Add to the list of despicable personalities Dean’s wannabe-nun sister, Bucella; her sadistic Christian Scientist coworker; a desperate and lonely blond; and a teenage math genius-turned-runaway. While these five duke it out for shock value (Dean gets repeatedly beaten to a pulp, his sister crafts a love letter to her boss, the blond picks up a pirate and the runaway does everything a teenage girl shouldn’t), other lives intersect and, as often as not, meet untimely demises.
In a touching scene of sibling love, Bucella finds a comatose Dean on her lawn. “She leaned down and rolled him over. His face was purple, yellow and swollen,” the narrative reveals. “He blinked at her, then raised a blood-encrusted hand and dreamily picked his nose.”
Pretty, as in a pretty good antidote to too much bronzed and cellulite-free beach flesh. And it’s also pretty much a page-turner.
Hot and bothered
“When Alicia decided to become a bicycle hooker, her mother agreed to sell a ring that had been in the family for five generations,” begins Adios Muchachos (Akashic, 2001), by Uruguayan writer Daniel Chavarria. (No, it’s not exactly a new title, but it’s a favorite of the independent press, and it’s also on their sale list for summer readers.)
Translated into English by Carlos Lopes, the story is the fast-paced, lusty tale of a sassy Cuban prostitute. Disgusted by Castro’s politics, Alicia and her sly mother scheme to escape poverty by nabbing a rich foreign patron.
According to Chavarria’s bio, his passions include classical literature and whores — the later love proved by his steamy, graphic descriptions of Alicia’s skills. “There was nothing false about her performance,” he informs the reader. “This was a woman for whom sex was not a profession but a divine vocation … “
But, thanks to passion number one, the author also weaves a clever tale revealing crime, cunning, plotting, deception and what exactly money buys on a corrupt Caribbean island. Identities are assumed, confidences are betrayed and, through it all, Alicia peddles her bike — and her posterior.
Liposuction, Botox, extreme makeovers: If these implements of destruction don’t sound creepy enough, writer Laurie Foos takes it all one step further in Before Elvis There was Nothing (Coffee House, 2005).
Part spoof and part dark comedy, this is the story of Cass, a hair-replacement specialist, whom everyone agrees is one of the prettiest girls around. But, she harbors strange secrets: Her parents, Elvis fanatics, abandoned Cass and her sister Lena. Lena is severely agoraphobic and can’t leave the house. And, to make it all worse, Cass is growing a horn.
The sisters try to make sense of their lives, cataloging the items their parents left behind and making up stories about where the wayward Elvis fans have ended up. “We knew right away that the number sixteen was significant,” Cass relates as she takes inventory of used dental floss and empty black-hair-dye bottles. “Sixteen items for a man who died alone in a bathroom on the sixteenth day of August.
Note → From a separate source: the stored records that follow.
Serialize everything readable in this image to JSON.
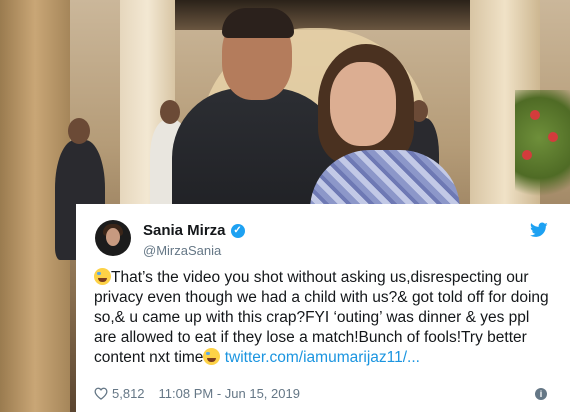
{
  "tweet": {
    "name": "Sania Mirza",
    "handle": "@MirzaSania",
    "text_part1": "That’s the video you shot without asking us,disrespecting our privacy even though we had a child with us?& got told off for doing so,& u came up with this crap?FYI ‘outing’ was dinner & yes ppl are allowed to eat if they lose a match!Bunch of fools!Try better content nxt time",
    "link": "twitter.com/iamumarijaz11/...",
    "likes": "5,812",
    "timestamp": "11:08 PM - Jun 15, 2019",
    "verified_color": "#1da1f2",
    "link_color": "#1b95e0",
    "icons": [
      "verified-badge-icon",
      "twitter-bird-icon",
      "tears-of-joy-emoji-icon",
      "heart-icon",
      "info-icon"
    ]
  }
}
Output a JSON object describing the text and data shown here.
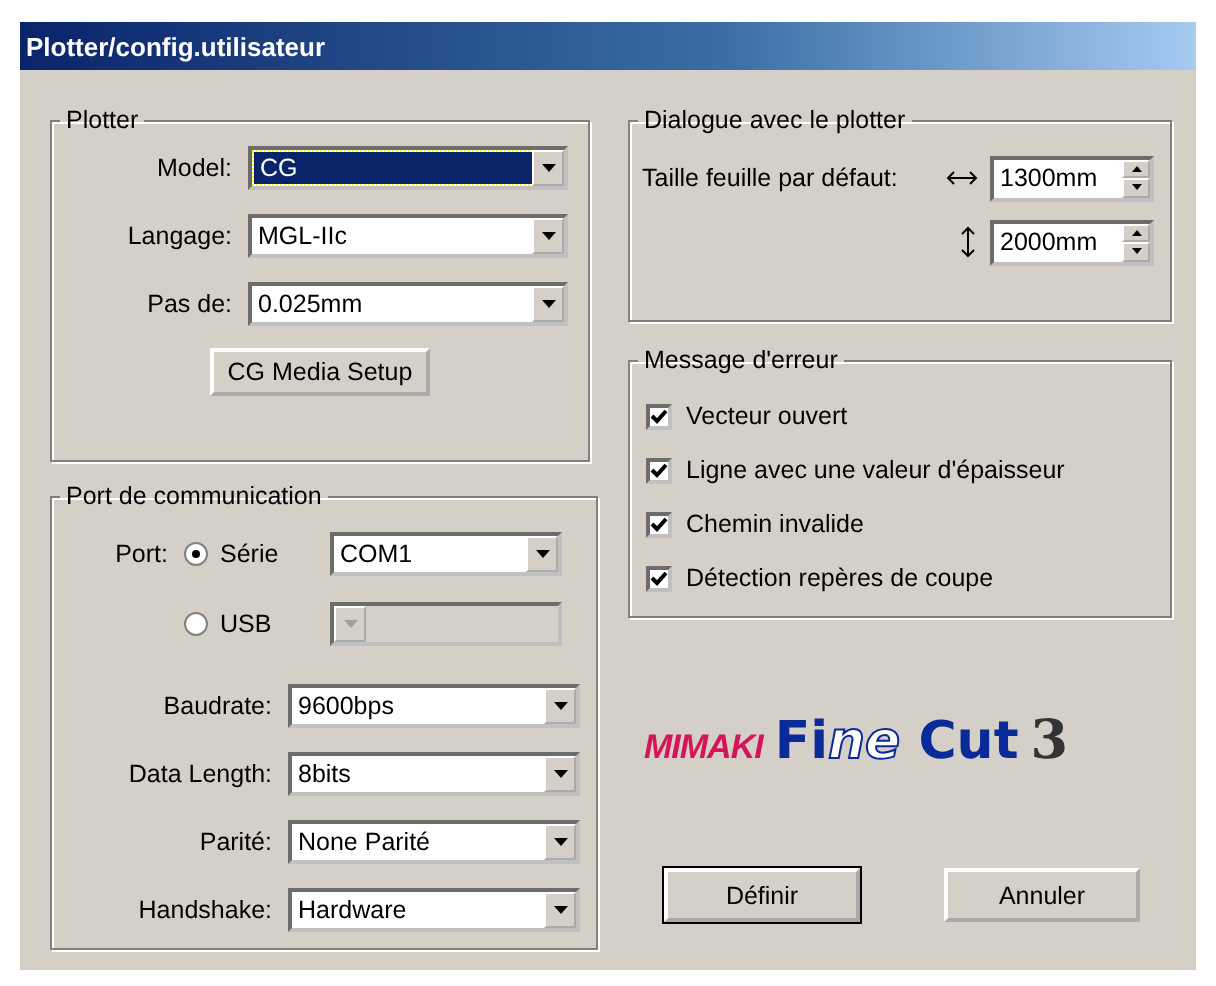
{
  "window": {
    "title": "Plotter/config.utilisateur"
  },
  "plotter": {
    "title": "Plotter",
    "fields": [
      {
        "label": "Model:",
        "value": "CG",
        "focused": true
      },
      {
        "label": "Langage:",
        "value": "MGL-IIc",
        "focused": false
      },
      {
        "label": "Pas de:",
        "value": "0.025mm",
        "focused": false
      }
    ],
    "button": "CG Media Setup"
  },
  "port": {
    "title": "Port de communication",
    "port_label": "Port:",
    "ports": [
      {
        "label": "Série",
        "selected": true,
        "value": "COM1",
        "disabled": false
      },
      {
        "label": "USB",
        "selected": false,
        "disabled": true
      }
    ],
    "fields": [
      {
        "label": "Baudrate:",
        "value": "9600bps",
        "focused": false
      },
      {
        "label": "Data Length:",
        "value": "8bits",
        "focused": false
      },
      {
        "label": "Parité:",
        "value": "None Parité",
        "focused": false
      },
      {
        "label": "Handshake:",
        "value": "Hardware",
        "focused": false
      }
    ]
  },
  "dialogue": {
    "title": "Dialogue avec le plotter",
    "size_label": "Taille feuille par défaut:",
    "sizes": [
      {
        "kind": "horizontal",
        "value": "1300mm"
      },
      {
        "kind": "vertical",
        "value": "2000mm"
      }
    ]
  },
  "errors": {
    "title": "Message d'erreur",
    "items": [
      {
        "label": "Vecteur ouvert",
        "checked": true
      },
      {
        "label": "Ligne avec une valeur d'épaisseur",
        "checked": true
      },
      {
        "label": "Chemin invalide",
        "checked": true
      },
      {
        "label": "Détection repères de coupe",
        "checked": true
      }
    ]
  },
  "logo": {
    "brand": "MIMAKI",
    "product_start": "Fi",
    "product_mid": "ne",
    "product_end": "Cut",
    "version": "3"
  },
  "buttons": [
    {
      "label": "Définir",
      "default": true
    },
    {
      "label": "Annuler",
      "default": false
    }
  ]
}
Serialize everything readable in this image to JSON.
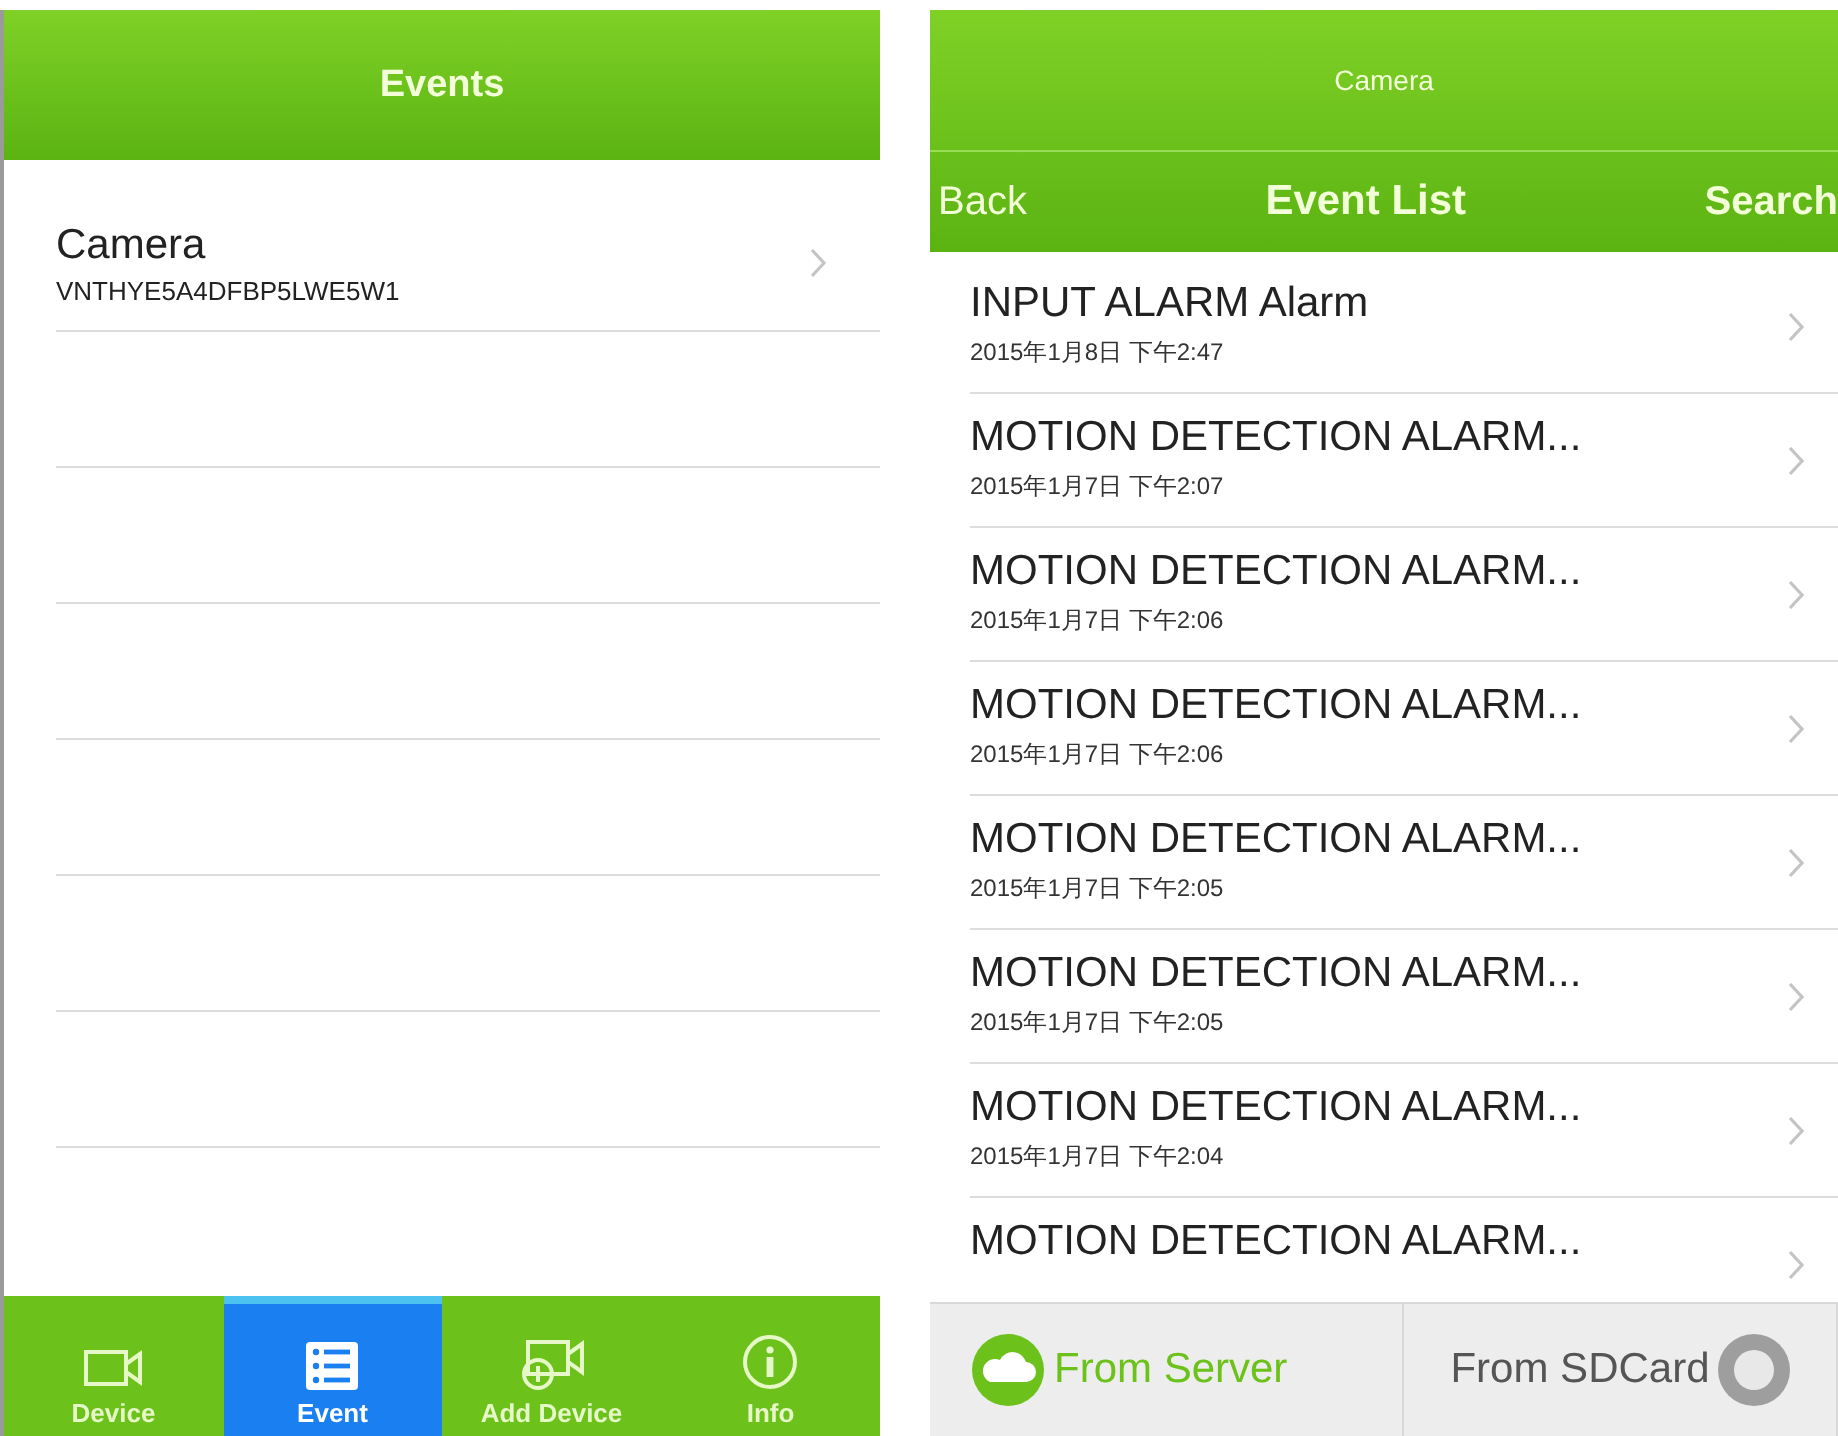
{
  "events_screen": {
    "title": "Events",
    "devices": [
      {
        "name": "Camera",
        "serial": "VNTHYE5A4DFBP5LWE5W1"
      }
    ],
    "tab_bar": [
      {
        "label": "Device",
        "selected": false
      },
      {
        "label": "Event",
        "selected": true
      },
      {
        "label": "Add Device",
        "selected": false
      },
      {
        "label": "Info",
        "selected": false
      }
    ]
  },
  "event_list_screen": {
    "device_title": "Camera",
    "back": "Back",
    "title": "Event List",
    "search": "Search",
    "events": [
      {
        "title": "INPUT ALARM Alarm",
        "date": "2015年1月8日 下午2:47"
      },
      {
        "title": "MOTION DETECTION ALARM...",
        "date": "2015年1月7日 下午2:07"
      },
      {
        "title": "MOTION DETECTION ALARM...",
        "date": "2015年1月7日 下午2:06"
      },
      {
        "title": "MOTION DETECTION ALARM...",
        "date": "2015年1月7日 下午2:06"
      },
      {
        "title": "MOTION DETECTION ALARM...",
        "date": "2015年1月7日 下午2:05"
      },
      {
        "title": "MOTION DETECTION ALARM...",
        "date": "2015年1月7日 下午2:05"
      },
      {
        "title": "MOTION DETECTION ALARM...",
        "date": "2015年1月7日 下午2:04"
      },
      {
        "title": "MOTION DETECTION ALARM..."
      }
    ],
    "sources": [
      {
        "label": "From Server",
        "selected": true
      },
      {
        "label": "From SDCard",
        "selected": false
      }
    ]
  }
}
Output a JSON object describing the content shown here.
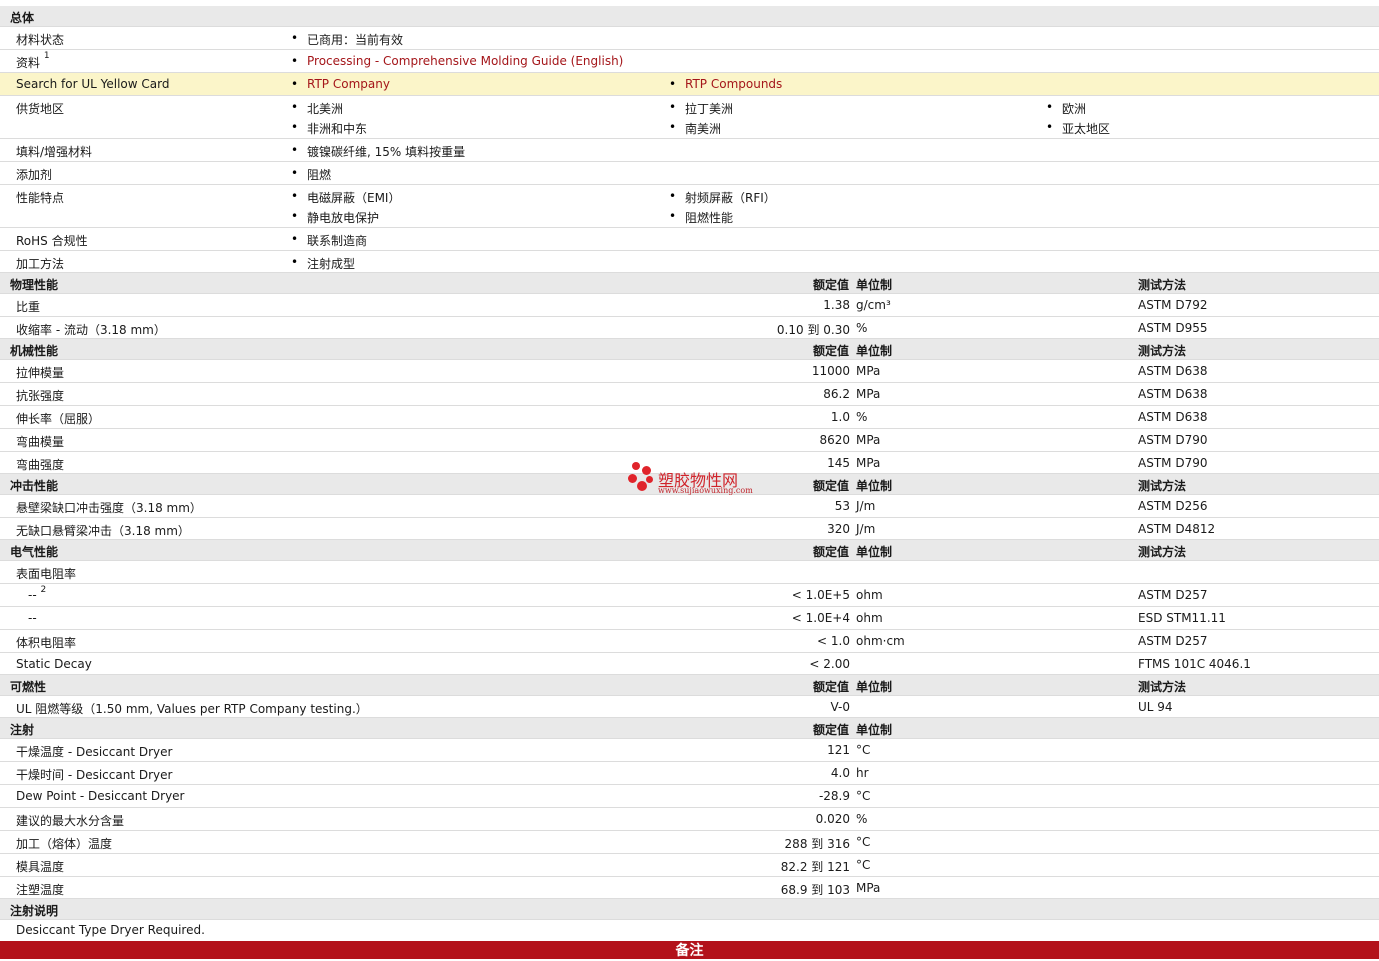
{
  "general": {
    "title": "总体",
    "status_label": "材料状态",
    "status_value": "已商用：当前有效",
    "docs_label": "资料",
    "docs_sup": "1",
    "docs_link": "Processing - Comprehensive Molding Guide (English)",
    "ul_label": "Search for UL Yellow Card",
    "ul_link1": "RTP Company",
    "ul_link2": "RTP Compounds",
    "supply_label": "供货地区",
    "supply": [
      "北美洲",
      "拉丁美洲",
      "欧洲",
      "非洲和中东",
      "南美洲",
      "亚太地区"
    ],
    "filler_label": "填料/增强材料",
    "filler_value": "镀镍碳纤维, 15% 填料按重量",
    "additive_label": "添加剂",
    "additive_value": "阻燃",
    "features_label": "性能特点",
    "features": [
      "电磁屏蔽（EMI）",
      "射频屏蔽（RFI）",
      "静电放电保护",
      "阻燃性能"
    ],
    "rohs_label": "RoHS 合规性",
    "rohs_value": "联系制造商",
    "process_label": "加工方法",
    "process_value": "注射成型"
  },
  "col_headers": {
    "nominal": "额定值",
    "unit": "单位制",
    "method": "测试方法"
  },
  "physical": {
    "title": "物理性能",
    "rows": [
      {
        "label": "比重",
        "value": "1.38",
        "unit": "g/cm³",
        "method": "ASTM D792"
      },
      {
        "label": "收缩率 - 流动（3.18 mm）",
        "value": "0.10 到 0.30",
        "unit": "%",
        "method": "ASTM D955"
      }
    ]
  },
  "mechanical": {
    "title": "机械性能",
    "rows": [
      {
        "label": "拉伸模量",
        "value": "11000",
        "unit": "MPa",
        "method": "ASTM D638"
      },
      {
        "label": "抗张强度",
        "value": "86.2",
        "unit": "MPa",
        "method": "ASTM D638"
      },
      {
        "label": "伸长率（屈服）",
        "value": "1.0",
        "unit": "%",
        "method": "ASTM D638"
      },
      {
        "label": "弯曲模量",
        "value": "8620",
        "unit": "MPa",
        "method": "ASTM D790"
      },
      {
        "label": "弯曲强度",
        "value": "145",
        "unit": "MPa",
        "method": "ASTM D790"
      }
    ]
  },
  "impact": {
    "title": "冲击性能",
    "rows": [
      {
        "label": "悬壁梁缺口冲击强度（3.18 mm）",
        "value": "53",
        "unit": "J/m",
        "method": "ASTM D256"
      },
      {
        "label": "无缺口悬臂梁冲击（3.18 mm）",
        "value": "320",
        "unit": "J/m",
        "method": "ASTM D4812"
      }
    ]
  },
  "electrical": {
    "title": "电气性能",
    "surface_label": "表面电阻率",
    "rows": [
      {
        "label": "--",
        "sup": "2",
        "value": "< 1.0E+5",
        "unit": "ohm",
        "method": "ASTM D257"
      },
      {
        "label": "--",
        "value": "< 1.0E+4",
        "unit": "ohm",
        "method": "ESD STM11.11"
      },
      {
        "label": "体积电阻率",
        "value": "< 1.0",
        "unit": "ohm·cm",
        "method": "ASTM D257"
      },
      {
        "label": "Static Decay",
        "value": "< 2.00",
        "unit": "",
        "method": "FTMS 101C 4046.1"
      }
    ]
  },
  "flammability": {
    "title": "可燃性",
    "rows": [
      {
        "label": "UL 阻燃等级（1.50 mm, Values per RTP Company testing.）",
        "value": "V-0",
        "unit": "",
        "method": "UL 94"
      }
    ]
  },
  "injection": {
    "title": "注射",
    "rows": [
      {
        "label": "干燥温度 - Desiccant Dryer",
        "value": "121",
        "unit": "°C"
      },
      {
        "label": "干燥时间 - Desiccant Dryer",
        "value": "4.0",
        "unit": "hr"
      },
      {
        "label": "Dew Point - Desiccant Dryer",
        "value": "-28.9",
        "unit": "°C"
      },
      {
        "label": "建议的最大水分含量",
        "value": "0.020",
        "unit": "%"
      },
      {
        "label": "加工（熔体）温度",
        "value": "288 到 316",
        "unit": "°C"
      },
      {
        "label": "模具温度",
        "value": "82.2 到 121",
        "unit": "°C"
      },
      {
        "label": "注塑温度",
        "value": "68.9 到 103",
        "unit": "MPa"
      }
    ]
  },
  "injection_notes": {
    "title": "注射说明",
    "text": "Desiccant Type Dryer Required."
  },
  "footer": {
    "title": "备注"
  },
  "watermark": {
    "name": "塑胶物性网",
    "url": "www.sujiaowuxing.com"
  }
}
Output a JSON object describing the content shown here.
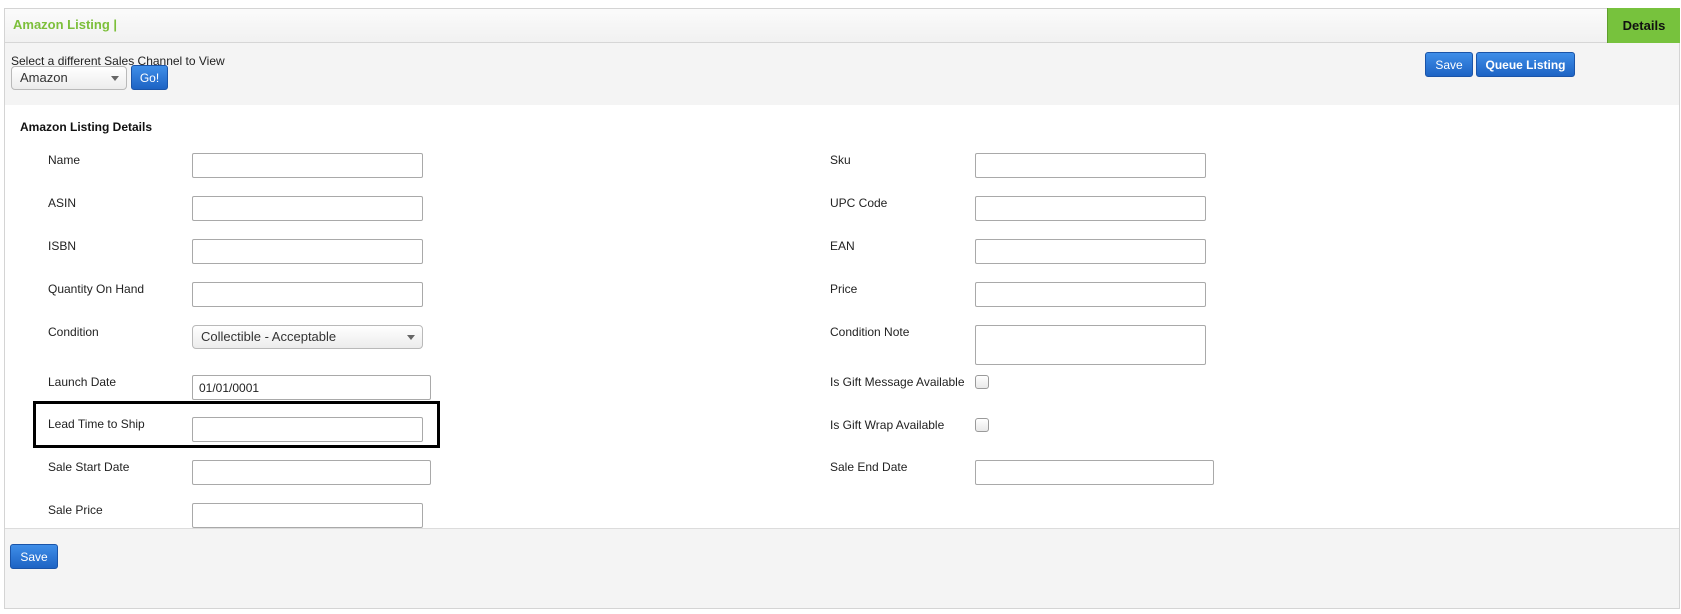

“Morbid, I know. But, then again, so were our parents.”
The tale — a cross between Frankenstein and the reality series The Swan — spins out of control when Cass’ pervert podiatrist boyfriend traps her in a hospital that Ripley’s Believe It or Not would’ve loved.
Between biting lines, Foos dares to ask the deeper questions about the importance of looks in a beauty-obsessed society — and whether or not the King is really dead.
Check for these titles at your favorite bookstore, or contact the following independent publishers:
• Akashic Books, (212) 433-1875 or www.akashicbooks.com
• Coffee House Press, (612) 338-4004 or www.coffeehousepress.com
• Soft Skull Press, (718) 643-1599 or www.softskull.com